Our research demonstrates that the majority of parents disagree with the government’s policy of using SATs and other formal tests to judge primary schools. In sharp contrast to the government’s position, parents do not prioritise the data generated by the tests to make decisions about their children’s education and do not believe the current system is a fair way to measure schools.
Baseline Assessment: Why It Doesn’t Add Up.
We have prepared a dossier bringing together the case against the introduction of baseline assessment with arguments from academics and experts.
Inappropriate, unhelpful and unnecessary: the headteachers' verdict on Baseline Assessment
This report from Dr Alice Bradbury at UCL Institute of Education demonstrates headteachers’ opposition to reception baseline assessment.
Pressure, anxiety and collateral damage: the headteachers' verdict on SATs
This report from Dr Alice Bradbury at UCL Institute of Education provides a detailed insight into the negative effects of SATs across the whole school.
Research into the 2019 pilot of RBA
Dr. Guy Roberts-Holmes, conducted research with teachers into the pilot of the Reception Baseline Assessment (RBA).
The Phonics Screening Check: An Independent Enquiry into the views of heads, parents and pupils
This independent research by Margaret Clark and Jonathan Glazzard proves that heads, teachers and parents are overwhelmingly opposed to the Year 1 phonics check.
Exam Factories? The Impact of Accountability Measures on Children and Young People
This independent research was commissioned by the National Union of Teachers and conducted by Professor Merryn Hutchings.
This is a wide ranging research project that incorporates a survey of almost 8,000 teachers, an extensive literature review and quantitative research utilising case studies of both heads and teachers and children.
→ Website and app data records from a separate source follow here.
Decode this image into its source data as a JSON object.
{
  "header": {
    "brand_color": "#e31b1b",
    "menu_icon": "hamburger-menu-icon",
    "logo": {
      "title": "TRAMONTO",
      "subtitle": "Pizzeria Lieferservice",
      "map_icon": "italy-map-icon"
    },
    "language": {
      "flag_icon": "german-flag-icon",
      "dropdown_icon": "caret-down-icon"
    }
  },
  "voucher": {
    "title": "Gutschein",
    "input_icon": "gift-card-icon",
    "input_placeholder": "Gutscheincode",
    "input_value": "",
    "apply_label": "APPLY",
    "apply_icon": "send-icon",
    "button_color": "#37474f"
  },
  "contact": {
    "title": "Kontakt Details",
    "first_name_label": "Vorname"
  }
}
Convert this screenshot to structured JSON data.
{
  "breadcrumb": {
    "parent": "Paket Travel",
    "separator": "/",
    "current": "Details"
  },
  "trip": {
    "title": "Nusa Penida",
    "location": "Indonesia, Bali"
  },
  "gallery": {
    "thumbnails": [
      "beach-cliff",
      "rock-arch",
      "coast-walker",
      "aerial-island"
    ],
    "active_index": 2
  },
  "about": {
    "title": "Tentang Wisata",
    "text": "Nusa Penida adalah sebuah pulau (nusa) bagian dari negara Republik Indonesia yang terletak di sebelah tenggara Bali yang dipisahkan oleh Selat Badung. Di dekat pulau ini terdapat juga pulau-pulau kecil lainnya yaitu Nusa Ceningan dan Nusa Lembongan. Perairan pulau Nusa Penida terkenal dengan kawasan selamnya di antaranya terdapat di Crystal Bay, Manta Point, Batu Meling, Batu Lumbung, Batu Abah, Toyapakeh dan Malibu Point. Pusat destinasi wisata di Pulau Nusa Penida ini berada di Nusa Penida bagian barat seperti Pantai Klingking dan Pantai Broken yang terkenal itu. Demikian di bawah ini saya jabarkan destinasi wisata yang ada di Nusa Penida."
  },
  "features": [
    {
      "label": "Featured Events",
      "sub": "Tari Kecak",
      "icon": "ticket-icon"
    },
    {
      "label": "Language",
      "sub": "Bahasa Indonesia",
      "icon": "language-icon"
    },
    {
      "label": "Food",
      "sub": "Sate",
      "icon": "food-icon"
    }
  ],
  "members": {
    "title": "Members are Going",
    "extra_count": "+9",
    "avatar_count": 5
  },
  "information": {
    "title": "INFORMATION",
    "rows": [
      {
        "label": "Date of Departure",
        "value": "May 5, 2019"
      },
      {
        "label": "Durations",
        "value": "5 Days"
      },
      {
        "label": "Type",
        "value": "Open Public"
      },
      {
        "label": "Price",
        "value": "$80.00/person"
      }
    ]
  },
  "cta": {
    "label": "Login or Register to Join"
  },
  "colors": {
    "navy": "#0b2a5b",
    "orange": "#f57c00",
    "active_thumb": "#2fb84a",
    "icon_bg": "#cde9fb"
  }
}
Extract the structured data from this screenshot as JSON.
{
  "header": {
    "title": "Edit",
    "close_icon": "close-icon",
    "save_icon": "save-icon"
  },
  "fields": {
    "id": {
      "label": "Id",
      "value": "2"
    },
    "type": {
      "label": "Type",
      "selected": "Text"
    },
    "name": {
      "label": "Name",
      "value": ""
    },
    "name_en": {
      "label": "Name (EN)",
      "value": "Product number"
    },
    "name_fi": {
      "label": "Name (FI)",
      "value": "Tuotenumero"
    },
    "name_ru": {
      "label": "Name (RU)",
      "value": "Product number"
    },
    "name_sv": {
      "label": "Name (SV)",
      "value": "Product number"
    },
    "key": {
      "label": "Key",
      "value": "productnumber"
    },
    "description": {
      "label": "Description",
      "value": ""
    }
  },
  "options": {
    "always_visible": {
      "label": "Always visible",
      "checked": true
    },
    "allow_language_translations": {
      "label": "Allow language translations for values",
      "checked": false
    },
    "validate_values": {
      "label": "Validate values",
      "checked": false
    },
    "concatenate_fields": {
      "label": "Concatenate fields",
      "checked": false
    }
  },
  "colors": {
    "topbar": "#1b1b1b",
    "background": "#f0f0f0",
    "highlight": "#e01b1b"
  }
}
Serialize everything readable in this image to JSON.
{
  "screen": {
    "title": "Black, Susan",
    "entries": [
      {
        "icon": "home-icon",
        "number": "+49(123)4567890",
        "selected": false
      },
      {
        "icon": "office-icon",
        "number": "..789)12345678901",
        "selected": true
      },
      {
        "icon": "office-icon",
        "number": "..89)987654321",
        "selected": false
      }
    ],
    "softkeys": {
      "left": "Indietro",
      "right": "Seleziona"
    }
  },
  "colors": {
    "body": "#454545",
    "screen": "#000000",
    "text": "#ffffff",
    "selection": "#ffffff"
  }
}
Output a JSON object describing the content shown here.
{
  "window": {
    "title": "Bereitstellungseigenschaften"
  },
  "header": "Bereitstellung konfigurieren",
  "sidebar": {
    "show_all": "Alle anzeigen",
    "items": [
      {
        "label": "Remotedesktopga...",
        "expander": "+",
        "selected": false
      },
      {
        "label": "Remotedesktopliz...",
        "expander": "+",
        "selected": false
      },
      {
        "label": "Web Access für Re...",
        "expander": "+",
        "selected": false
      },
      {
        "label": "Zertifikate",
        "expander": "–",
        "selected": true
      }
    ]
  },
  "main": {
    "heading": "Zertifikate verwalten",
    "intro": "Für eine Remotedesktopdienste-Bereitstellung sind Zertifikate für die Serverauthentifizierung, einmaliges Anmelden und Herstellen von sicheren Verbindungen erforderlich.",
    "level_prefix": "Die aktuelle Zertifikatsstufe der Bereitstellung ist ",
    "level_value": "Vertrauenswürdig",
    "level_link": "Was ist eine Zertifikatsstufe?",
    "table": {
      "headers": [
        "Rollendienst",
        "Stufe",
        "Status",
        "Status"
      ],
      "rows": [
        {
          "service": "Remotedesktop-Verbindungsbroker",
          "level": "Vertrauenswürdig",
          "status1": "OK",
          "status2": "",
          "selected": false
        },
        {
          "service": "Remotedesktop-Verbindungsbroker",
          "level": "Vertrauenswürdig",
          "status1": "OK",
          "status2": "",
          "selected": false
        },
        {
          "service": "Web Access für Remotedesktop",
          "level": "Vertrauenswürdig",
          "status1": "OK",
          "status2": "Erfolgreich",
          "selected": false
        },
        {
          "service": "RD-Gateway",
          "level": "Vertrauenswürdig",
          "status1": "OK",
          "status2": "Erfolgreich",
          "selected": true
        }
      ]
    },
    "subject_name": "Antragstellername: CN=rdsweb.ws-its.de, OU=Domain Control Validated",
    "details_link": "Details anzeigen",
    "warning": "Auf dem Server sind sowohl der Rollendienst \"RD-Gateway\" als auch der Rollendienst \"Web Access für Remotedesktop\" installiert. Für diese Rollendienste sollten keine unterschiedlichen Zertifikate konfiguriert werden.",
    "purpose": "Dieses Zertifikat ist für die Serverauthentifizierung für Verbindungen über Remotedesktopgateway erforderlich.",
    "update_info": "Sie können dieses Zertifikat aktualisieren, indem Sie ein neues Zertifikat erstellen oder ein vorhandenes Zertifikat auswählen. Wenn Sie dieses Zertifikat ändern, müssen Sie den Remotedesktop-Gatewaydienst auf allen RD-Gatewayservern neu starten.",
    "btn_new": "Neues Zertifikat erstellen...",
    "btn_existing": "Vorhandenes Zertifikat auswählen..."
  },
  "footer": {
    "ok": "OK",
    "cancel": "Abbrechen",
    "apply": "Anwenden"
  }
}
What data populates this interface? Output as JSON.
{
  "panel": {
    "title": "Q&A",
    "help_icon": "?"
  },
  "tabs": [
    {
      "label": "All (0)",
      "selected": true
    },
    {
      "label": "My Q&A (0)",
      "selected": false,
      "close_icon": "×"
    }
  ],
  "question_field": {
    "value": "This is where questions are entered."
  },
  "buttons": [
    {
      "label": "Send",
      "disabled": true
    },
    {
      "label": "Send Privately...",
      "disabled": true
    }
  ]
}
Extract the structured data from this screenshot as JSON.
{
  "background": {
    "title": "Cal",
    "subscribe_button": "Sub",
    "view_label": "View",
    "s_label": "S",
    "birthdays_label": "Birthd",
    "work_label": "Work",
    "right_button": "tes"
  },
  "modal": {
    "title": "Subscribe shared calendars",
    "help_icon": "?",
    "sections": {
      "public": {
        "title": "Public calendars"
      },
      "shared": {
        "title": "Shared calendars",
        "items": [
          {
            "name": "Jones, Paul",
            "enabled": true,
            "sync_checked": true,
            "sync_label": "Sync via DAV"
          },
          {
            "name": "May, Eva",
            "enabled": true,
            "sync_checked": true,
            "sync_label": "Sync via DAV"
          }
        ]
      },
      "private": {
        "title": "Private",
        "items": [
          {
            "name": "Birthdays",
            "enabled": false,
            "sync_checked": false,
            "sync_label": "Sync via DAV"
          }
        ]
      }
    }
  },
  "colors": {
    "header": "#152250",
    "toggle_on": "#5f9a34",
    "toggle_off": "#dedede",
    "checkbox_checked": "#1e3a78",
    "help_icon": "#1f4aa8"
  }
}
Taken together, this research demonstrates the negative impact on children and young people in England of the current accountability measures in schools.
The Mismeasurement of Learning
The Mismeasurement of Learning is a collection of short essays presenting the evidence and the arguments around curriculum and assessment in primary education. Brought together by Reclaiming Schools and the NUT, essay authors include John Coe, Pam Jarvis and Guy Roberts-Holmes and Alice Bradbury.
Synergies for Better Learning: An International Perspective on Evaluation and Assessment
OECD (Organisation for Economic Co-operation and Development) (2013) Synergies for Better Learning: An International Perspective on Evaluation and Assessment, OECD Reviews of Evaluation and Assessment in Education. This report compares the experience of 28 OECD countries, analyses the strengths and weaknesses of different approaches, and offers policy advice on using evaluation and assessment to improve the quality, equity and efficiency of education.
Assessment, Standards and Quality of Learning in Primary Education
Wynne Harlen’s report provides a critical review of the assessment system in England introduced between 2014 and 2016, in the light of evidence from research and practice in six other countries. It begins with some ground-clearing discussion of the terms used in relation to tests and other forms of pupil assessment. The next two sections concern the purposes of assessment, particularly formative and summative assessment, the uses of summative assessment data for accountability and national monitoring and the impact on curriculum content and pedagogy. Section four describes how assessment for these purposes and uses is conducted in England, Scotland, Wales, Northern Ireland, New Zealand, Sweden and France, concluding with an overview of themes running through these examples. The main points from this analysis are drawn together in the fifth section, providing a critical perspective on the system in England in light of alternative approaches in other systems. Finally some implications for policy and practice are identified.